Since this is a top-of-the-line model, the Nuvi 3950LMT has just about every feature Garmin has thought of since it starting making these things, including a lifetime subscription to advanced real-time traffic information, free lifetime map updates, lane-assist and photo-realistic junction view of upcoming turns, terrain and 3D maps that show buildings in urban areas and improved voice-controlled navigation.
One example of that is the new ability to recognize an entire spoken address at once. Earlier models asked for the street number first, then the street name and finally the city. Now you can just say the complete address and it will find it -- if you are lucky. Voice recognition technology is still not perfect, but is steadily improving.

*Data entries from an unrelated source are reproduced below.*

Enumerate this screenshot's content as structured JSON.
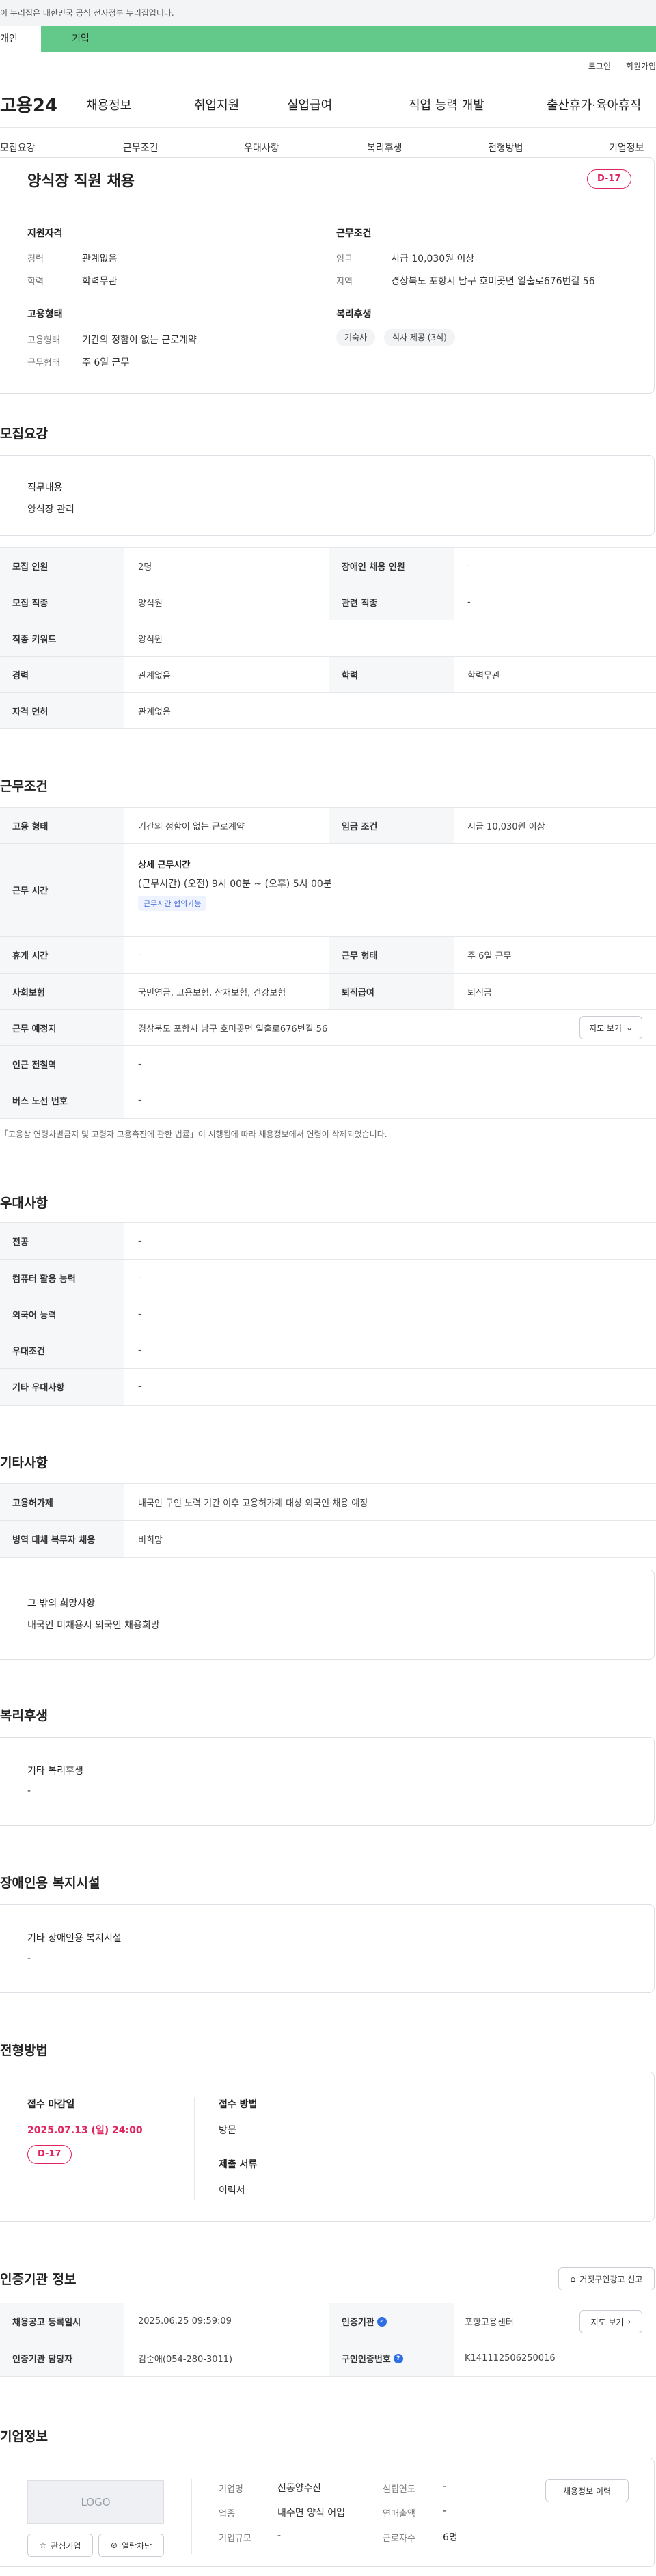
{
  "gov_banner": "이 누리집은 대한민국 공식 전자정부 누리집입니다.",
  "top_tabs": [
    "개인",
    "기업"
  ],
  "util": [
    "로그인",
    "회원가입"
  ],
  "logo": "고용24",
  "gnb": [
    "채용정보",
    "취업지원",
    "실업급여",
    "직업 능력 개발",
    "출산휴가·육아휴직"
  ],
  "anchors": [
    "모집요강",
    "근무조건",
    "우대사항",
    "복리후생",
    "전형방법",
    "기업정보"
  ],
  "summary": {
    "title": "양식장 직원 채용",
    "dday": "D-17",
    "qual_title": "지원자격",
    "qual": [
      {
        "k": "경력",
        "v": "관계없음"
      },
      {
        "k": "학력",
        "v": "학력무관"
      }
    ],
    "emp_title": "고용형태",
    "emp": [
      {
        "k": "고용형태",
        "v": "기간의 정함이 없는 근로계약"
      },
      {
        "k": "근무형태",
        "v": "주 6일 근무"
      }
    ],
    "cond_title": "근무조건",
    "cond": [
      {
        "k": "임금",
        "v": "시급 10,030원 이상"
      },
      {
        "k": "지역",
        "v": "경상북도 포항시 남구 호미곶면 일출로676번길 56"
      }
    ],
    "welfare_title": "복리후생",
    "welfare_chips": [
      "기숙사",
      "식사 제공 (3식)"
    ]
  },
  "recruit": {
    "title": "모집요강",
    "duty_label": "직무내용",
    "duty_value": "양식장 관리",
    "rows": [
      {
        "k1": "모집 인원",
        "v1": "2명",
        "k2": "장애인 채용 인원",
        "v2": "-"
      },
      {
        "k1": "모집 직종",
        "v1": "양식원",
        "k2": "관련 직종",
        "v2": "-"
      },
      {
        "k1": "직종 키워드",
        "v1": "양식원",
        "k2": "",
        "v2": ""
      },
      {
        "k1": "경력",
        "v1": "관계없음",
        "k2": "학력",
        "v2": "학력무관"
      },
      {
        "k1": "자격 면허",
        "v1": "관계없음",
        "k2": "",
        "v2": ""
      }
    ]
  },
  "work": {
    "title": "근무조건",
    "r1": {
      "k1": "고용 형태",
      "v1": "기간의 정함이 없는 근로계약",
      "k2": "임금 조건",
      "v2": "시급 10,030원 이상"
    },
    "hours_label": "근무 시간",
    "hours_title": "상세 근무시간",
    "hours_value": "(근무시간) (오전) 9시 00분 ~ (오후) 5시 00분",
    "hours_badge": "근무시간 협의가능",
    "r3": {
      "k1": "휴게 시간",
      "v1": "-",
      "k2": "근무 형태",
      "v2": "주 6일 근무"
    },
    "r4": {
      "k1": "사회보험",
      "v1": "국민연금, 고용보험, 산재보험, 건강보험",
      "k2": "퇴직급여",
      "v2": "퇴직금"
    },
    "r5": {
      "k1": "근무 예정지",
      "v1": "경상북도 포항시 남구 호미곶면 일출로676번길 56",
      "btn": "지도 보기"
    },
    "r6": {
      "k1": "인근 전철역",
      "v1": "-"
    },
    "r7": {
      "k1": "버스 노선 번호",
      "v1": "-"
    },
    "note": "「고용상 연령차별금지 및 고령자 고용촉진에 관한 법률」이 시행됨에 따라 채용정보에서 연령이 삭제되었습니다."
  },
  "prefer": {
    "title": "우대사항",
    "rows": [
      {
        "k": "전공",
        "v": "-"
      },
      {
        "k": "컴퓨터 활용 능력",
        "v": "-"
      },
      {
        "k": "외국어 능력",
        "v": "-"
      },
      {
        "k": "우대조건",
        "v": "-"
      },
      {
        "k": "기타 우대사항",
        "v": "-"
      }
    ]
  },
  "etc": {
    "title": "기타사항",
    "rows": [
      {
        "k": "고용허가제",
        "v": "내국인 구인 노력 기간 이후 고용허가제 대상 외국인 채용 예정"
      },
      {
        "k": "병역 대체 복무자 채용",
        "v": "비희망"
      }
    ],
    "box_title": "그 밖의 희망사항",
    "box_value": "내국인 미채용시 외국인 채용희망"
  },
  "benefit": {
    "title": "복리후생",
    "box_title": "기타 복리후생",
    "box_value": "-"
  },
  "disabled": {
    "title": "장애인용 복지시설",
    "box_title": "기타 장애인용 복지시설",
    "box_value": "-"
  },
  "process": {
    "title": "전형방법",
    "deadline_label": "접수 마감일",
    "deadline": "2025.07.13 (일) 24:00",
    "dday": "D-17",
    "method_label": "접수 방법",
    "method": "방문",
    "docs_label": "제출 서류",
    "docs": "이력서"
  },
  "cert": {
    "title": "인증기관 정보",
    "report_btn": "거짓구인광고 신고",
    "r1": {
      "k1": "채용공고 등록일시",
      "v1": "2025.06.25 09:59:09",
      "k2": "인증기관",
      "v2": "포항고용센터",
      "btn": "지도 보기"
    },
    "r2": {
      "k1": "인증기관 담당자",
      "v1": "김순애(054-280-3011)",
      "k2": "구인인증번호",
      "v2": "K141112506250016"
    }
  },
  "company": {
    "title": "기업정보",
    "logo_text": "LOGO",
    "fav_btn": "관심기업",
    "block_btn": "열람차단",
    "fields": [
      {
        "k": "기업명",
        "v": "신동양수산"
      },
      {
        "k": "업종",
        "v": "내수면 양식 어업"
      },
      {
        "k": "기업규모",
        "v": "-"
      },
      {
        "k": "설립연도",
        "v": "-"
      },
      {
        "k": "연매출액",
        "v": "-"
      },
      {
        "k": "근로자수",
        "v": "6명"
      }
    ],
    "history_btn": "채용정보 이력"
  },
  "colors": {
    "accent_green": "#62c98a",
    "dday_red": "#e0245e",
    "link_blue": "#2f6fe4"
  }
}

Perhaps the most advanced new feature of this device is its ability to link with your compatible smartphone via Bluetooth to provide live information on everything from weather and gas prices to what's playing at the closest theater. The only downside here is that most of this information does not come free. You have to buy subscriptions for each one, which makes this otherwise useful feature too expensive for many consumers to consider.
Perhaps the folks at Garmin figure if you can afford to buy their best GPS, you can afford to pay more for those extras. Bad call.

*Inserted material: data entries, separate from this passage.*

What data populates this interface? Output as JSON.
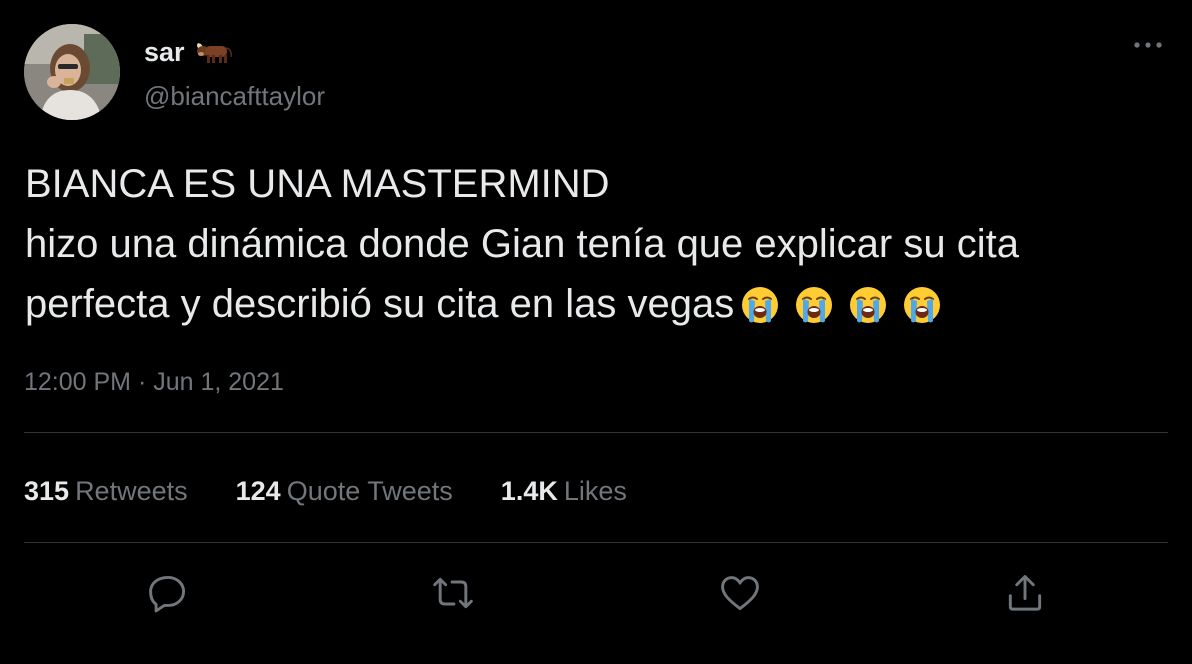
{
  "author": {
    "display_name": "sar",
    "name_emoji": "ox-emoji",
    "handle": "@biancafttaylor"
  },
  "tweet": {
    "lines": [
      "BIANCA ES UNA MASTERMIND",
      "hizo una dinámica donde Gian tenía que explicar su cita",
      "perfecta y describió su cita en las vegas"
    ],
    "trailing_emojis": [
      "loudly-crying-face",
      "loudly-crying-face",
      "loudly-crying-face",
      "loudly-crying-face"
    ],
    "timestamp": "12:00 PM · Jun 1, 2021"
  },
  "stats": {
    "retweets_count": "315",
    "retweets_label": "Retweets",
    "quotes_count": "124",
    "quotes_label": "Quote Tweets",
    "likes_count": "1.4K",
    "likes_label": "Likes"
  },
  "icons": {
    "more": "more-horizontal-icon",
    "reply": "reply-icon",
    "retweet": "retweet-icon",
    "like": "heart-icon",
    "share": "share-icon"
  },
  "colors": {
    "background": "#000000",
    "primary_text": "#e7e9ea",
    "secondary_text": "#71767b",
    "divider": "#2f3336"
  }
}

Speaking of prices, the Nuvi 3950 is now being closed out in advance of a newer model, which is scheduled to go on sale April 15. This is always the best time to buy since prices are slashed and the raft of bugs always associated with new models have mostly been eradicated. The Nuvi 3950, which originally retailed for about $400, is now selling for less than $300. Prices will only go down from here.
While it's hard not to be impressed by the Nuvi 3950's beauty and technical prowess, this device is not perfect. One of the potential problems is that shiny glass screen, which shows every fingerprint and reflects glare in the worst way. You can generally orient the screen to reduce or eliminate the glare, but be aware it can be an issue depending on where the device is mounted and the time of day.
Another gripe is the way it calculates routes. I have not tested it extensively, but have found the Nuvi 3950 shows an overwhelming preference for major highways when determining routes. Earlier models often picked less traveled back roads, which were just as fast or faster, and less stressful than crowded interstates. The Nuvi 3950 seems disinclined to do that unless absolutely necessary (it will route around heavy traffic or other delays). Garmin always seems to be tweaking this functionality and I view this as a step backward.
One other caveat concerns the new digital 3D traffic service, which promises updates as often as every 30 seconds. That's great if you live in an urban area, but the coverage is not as extensive as with some of the less advanced traffic services offered on other Garmin models. Be sure to check the coverage map before you buy. (Daytona Beach, Deltona and Orlando are covered.)
The bottom line here is that if you are in the market for a standalone GPS, it would be hard to find one better than the Nuvi 3950 -- unless you can get by with a 4.3-inch screen on the Nuvi 3490. It has all the same features as the 3950 in a slightly smaller package and generally sells for about $50 less.
Tony Briggs has been writing about technology issues in the Daytona Beach area for more than 20 years.